Work instruction - Since pictures do not belong in the copy, please repeat every record below exactly without them.

Website and app data records:

=-=-=

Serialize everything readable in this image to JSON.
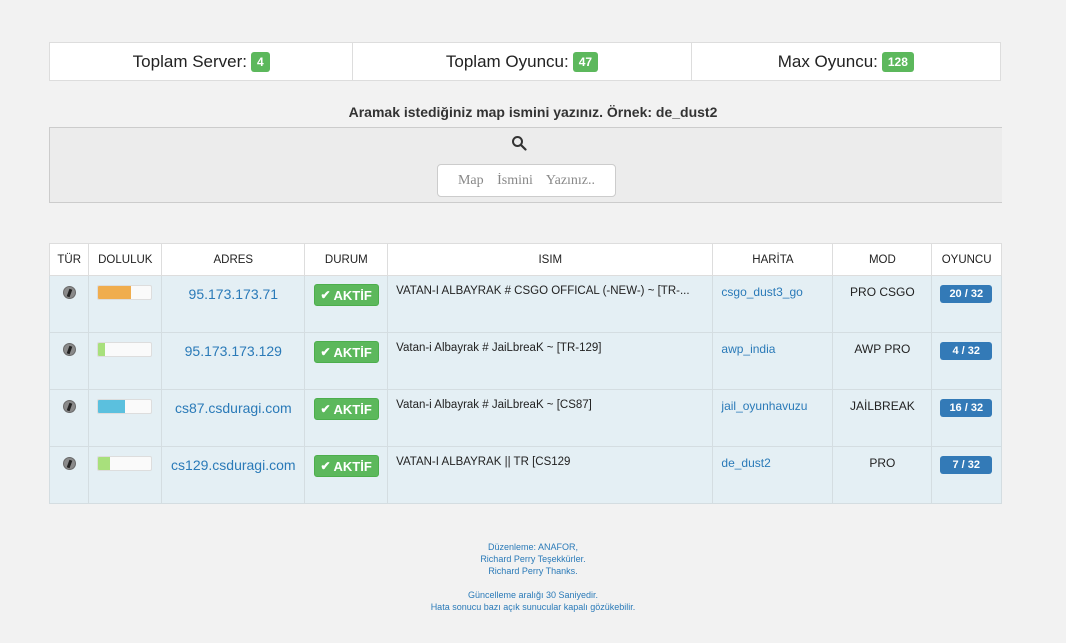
{
  "stats": [
    {
      "label": "Toplam Server:",
      "value": "4"
    },
    {
      "label": "Toplam Oyuncu:",
      "value": "47"
    },
    {
      "label": "Max Oyuncu:",
      "value": "128"
    }
  ],
  "search": {
    "title": "Aramak istediğiniz map ismini yazınız. Örnek: de_dust2",
    "placeholder": "Map İsmini Yazınız.."
  },
  "table": {
    "headers": [
      "TÜR",
      "DOLULUK",
      "ADRES",
      "DURUM",
      "ISIM",
      "HARİTA",
      "MOD",
      "OYUNCU"
    ],
    "rows": [
      {
        "fill_percent": 62,
        "fill_color": "#f0ad4e",
        "address": "95.173.173.71",
        "status": "AKTİF",
        "name": "VATAN-I ALBAYRAK # CSGO OFFICAL (-NEW-) ~ [TR-...",
        "map": "csgo_dust3_go",
        "mod": "PRO CSGO",
        "players": "20 / 32"
      },
      {
        "fill_percent": 12,
        "fill_color": "#a8e07c",
        "address": "95.173.173.129",
        "status": "AKTİF",
        "name": "Vatan-i Albayrak # JaiLbreaK ~ [TR-129]",
        "map": "awp_india",
        "mod": "AWP PRO",
        "players": "4 / 32"
      },
      {
        "fill_percent": 50,
        "fill_color": "#5bc0de",
        "address": "cs87.csduragi.com",
        "status": "AKTİF",
        "name": "Vatan-i Albayrak # JaiLbreaK ~ [CS87]",
        "map": "jail_oyunhavuzu",
        "mod": "JAİLBREAK",
        "players": "16 / 32"
      },
      {
        "fill_percent": 22,
        "fill_color": "#a8e07c",
        "address": "cs129.csduragi.com",
        "status": "AKTİF",
        "name": "VATAN-I ALBAYRAK || TR [CS129",
        "map": "de_dust2",
        "mod": "PRO",
        "players": "7 / 32"
      }
    ]
  },
  "footer": {
    "line1": "Düzenleme: ANAFOR,",
    "line2": "Richard Perry Teşekkürler.",
    "line3": "Richard Perry Thanks.",
    "line4": "Güncelleme aralığı 30 Saniyedir.",
    "line5": "Hata sonucu bazı açık sunucular kapalı gözükebilir."
  },
  "colors": {
    "accent_green": "#5cb85c",
    "accent_blue": "#337ab7",
    "link": "#2a7ab8",
    "row_bg": "#e4eff4"
  },
  "icons": {
    "search": "search-icon",
    "type": "game-type-icon",
    "status": "check-icon"
  }
}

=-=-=

Solution for this problem -
Serialize everything readable in this image to JSON.
{
  "stats": [
    {
      "label": "Toplam Server:",
      "value": "4"
    },
    {
      "label": "Toplam Oyuncu:",
      "value": "47"
    },
    {
      "label": "Max Oyuncu:",
      "value": "128"
    }
  ],
  "search": {
    "title": "Aramak istediğiniz map ismini yazınız. Örnek: de_dust2",
    "placeholder": "Map İsmini Yazınız.."
  },
  "table": {
    "headers": [
      "TÜR",
      "DOLULUK",
      "ADRES",
      "DURUM",
      "ISIM",
      "HARİTA",
      "MOD",
      "OYUNCU"
    ],
    "rows": [
      {
        "fill_percent": 62,
        "fill_color": "#f0ad4e",
        "address": "95.173.173.71",
        "status": "AKTİF",
        "name": "VATAN-I ALBAYRAK # CSGO OFFICAL (-NEW-) ~ [TR-...",
        "map": "csgo_dust3_go",
        "mod": "PRO CSGO",
        "players": "20 / 32"
      },
      {
        "fill_percent": 12,
        "fill_color": "#a8e07c",
        "address": "95.173.173.129",
        "status": "AKTİF",
        "name": "Vatan-i Albayrak # JaiLbreaK ~ [TR-129]",
        "map": "awp_india",
        "mod": "AWP PRO",
        "players": "4 / 32"
      },
      {
        "fill_percent": 50,
        "fill_color": "#5bc0de",
        "address": "cs87.csduragi.com",
        "status": "AKTİF",
        "name": "Vatan-i Albayrak # JaiLbreaK ~ [CS87]",
        "map": "jail_oyunhavuzu",
        "mod": "JAİLBREAK",
        "players": "16 / 32"
      },
      {
        "fill_percent": 22,
        "fill_color": "#a8e07c",
        "address": "cs129.csduragi.com",
        "status": "AKTİF",
        "name": "VATAN-I ALBAYRAK || TR [CS129",
        "map": "de_dust2",
        "mod": "PRO",
        "players": "7 / 32"
      }
    ]
  },
  "footer": {
    "line1": "Düzenleme: ANAFOR,",
    "line2": "Richard Perry Teşekkürler.",
    "line3": "Richard Perry Thanks.",
    "line4": "Güncelleme aralığı 30 Saniyedir.",
    "line5": "Hata sonucu bazı açık sunucular kapalı gözükebilir."
  },
  "colors": {
    "accent_green": "#5cb85c",
    "accent_blue": "#337ab7",
    "link": "#2a7ab8",
    "row_bg": "#e4eff4"
  },
  "icons": {
    "search": "search-icon",
    "type": "game-type-icon",
    "status": "check-icon"
  }
}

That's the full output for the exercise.